### Prompt
An identical copy of all records below is to be written out.

Task input START

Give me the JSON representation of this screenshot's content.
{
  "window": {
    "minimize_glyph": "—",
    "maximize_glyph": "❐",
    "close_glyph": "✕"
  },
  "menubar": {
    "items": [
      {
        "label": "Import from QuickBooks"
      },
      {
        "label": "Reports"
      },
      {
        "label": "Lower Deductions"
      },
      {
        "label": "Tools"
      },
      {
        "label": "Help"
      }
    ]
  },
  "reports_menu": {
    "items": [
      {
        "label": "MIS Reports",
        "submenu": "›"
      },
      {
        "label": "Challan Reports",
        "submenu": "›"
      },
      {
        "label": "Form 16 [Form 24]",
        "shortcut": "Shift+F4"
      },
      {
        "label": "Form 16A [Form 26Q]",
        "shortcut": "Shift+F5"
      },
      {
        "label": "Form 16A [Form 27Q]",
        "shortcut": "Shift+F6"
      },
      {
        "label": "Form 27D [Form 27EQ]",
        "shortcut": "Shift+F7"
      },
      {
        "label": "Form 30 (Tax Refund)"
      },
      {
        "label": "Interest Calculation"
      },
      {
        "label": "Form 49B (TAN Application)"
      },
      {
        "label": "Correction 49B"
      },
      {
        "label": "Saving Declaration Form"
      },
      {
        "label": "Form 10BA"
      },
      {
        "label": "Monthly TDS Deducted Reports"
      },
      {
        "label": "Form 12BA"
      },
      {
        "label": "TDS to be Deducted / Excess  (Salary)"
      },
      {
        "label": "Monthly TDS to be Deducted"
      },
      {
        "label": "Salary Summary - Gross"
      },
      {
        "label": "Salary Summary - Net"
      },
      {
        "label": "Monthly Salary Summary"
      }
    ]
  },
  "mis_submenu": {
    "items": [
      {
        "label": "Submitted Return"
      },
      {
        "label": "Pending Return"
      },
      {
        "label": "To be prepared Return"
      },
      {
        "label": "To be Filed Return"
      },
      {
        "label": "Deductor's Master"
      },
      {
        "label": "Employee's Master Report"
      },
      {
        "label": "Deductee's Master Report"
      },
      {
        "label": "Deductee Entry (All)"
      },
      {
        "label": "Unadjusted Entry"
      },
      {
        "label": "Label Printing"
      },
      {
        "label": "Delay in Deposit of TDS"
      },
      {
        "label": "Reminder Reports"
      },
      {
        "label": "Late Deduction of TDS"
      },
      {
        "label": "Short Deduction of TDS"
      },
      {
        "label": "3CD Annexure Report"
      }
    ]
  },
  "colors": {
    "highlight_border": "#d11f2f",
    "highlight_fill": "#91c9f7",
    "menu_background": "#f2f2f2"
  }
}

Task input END

### Completed exercise
Give me the JSON representation of this screenshot's content.
{
  "window": {
    "minimize_glyph": "—",
    "maximize_glyph": "❐",
    "close_glyph": "✕"
  },
  "menubar": {
    "items": [
      {
        "label": "Import from QuickBooks"
      },
      {
        "label": "Reports"
      },
      {
        "label": "Lower Deductions"
      },
      {
        "label": "Tools"
      },
      {
        "label": "Help"
      }
    ]
  },
  "reports_menu": {
    "items": [
      {
        "label": "MIS Reports",
        "submenu": "›"
      },
      {
        "label": "Challan Reports",
        "submenu": "›"
      },
      {
        "label": "Form 16 [Form 24]",
        "shortcut": "Shift+F4"
      },
      {
        "label": "Form 16A [Form 26Q]",
        "shortcut": "Shift+F5"
      },
      {
        "label": "Form 16A [Form 27Q]",
        "shortcut": "Shift+F6"
      },
      {
        "label": "Form 27D [Form 27EQ]",
        "shortcut": "Shift+F7"
      },
      {
        "label": "Form 30 (Tax Refund)"
      },
      {
        "label": "Interest Calculation"
      },
      {
        "label": "Form 49B (TAN Application)"
      },
      {
        "label": "Correction 49B"
      },
      {
        "label": "Saving Declaration Form"
      },
      {
        "label": "Form 10BA"
      },
      {
        "label": "Monthly TDS Deducted Reports"
      },
      {
        "label": "Form 12BA"
      },
      {
        "label": "TDS to be Deducted / Excess  (Salary)"
      },
      {
        "label": "Monthly TDS to be Deducted"
      },
      {
        "label": "Salary Summary - Gross"
      },
      {
        "label": "Salary Summary - Net"
      },
      {
        "label": "Monthly Salary Summary"
      }
    ]
  },
  "mis_submenu": {
    "items": [
      {
        "label": "Submitted Return"
      },
      {
        "label": "Pending Return"
      },
      {
        "label": "To be prepared Return"
      },
      {
        "label": "To be Filed Return"
      },
      {
        "label": "Deductor's Master"
      },
      {
        "label": "Employee's Master Report"
      },
      {
        "label": "Deductee's Master Report"
      },
      {
        "label": "Deductee Entry (All)"
      },
      {
        "label": "Unadjusted Entry"
      },
      {
        "label": "Label Printing"
      },
      {
        "label": "Delay in Deposit of TDS"
      },
      {
        "label": "Reminder Reports"
      },
      {
        "label": "Late Deduction of TDS"
      },
      {
        "label": "Short Deduction of TDS"
      },
      {
        "label": "3CD Annexure Report"
      }
    ]
  },
  "colors": {
    "highlight_border": "#d11f2f",
    "highlight_fill": "#91c9f7",
    "menu_background": "#f2f2f2"
  }
}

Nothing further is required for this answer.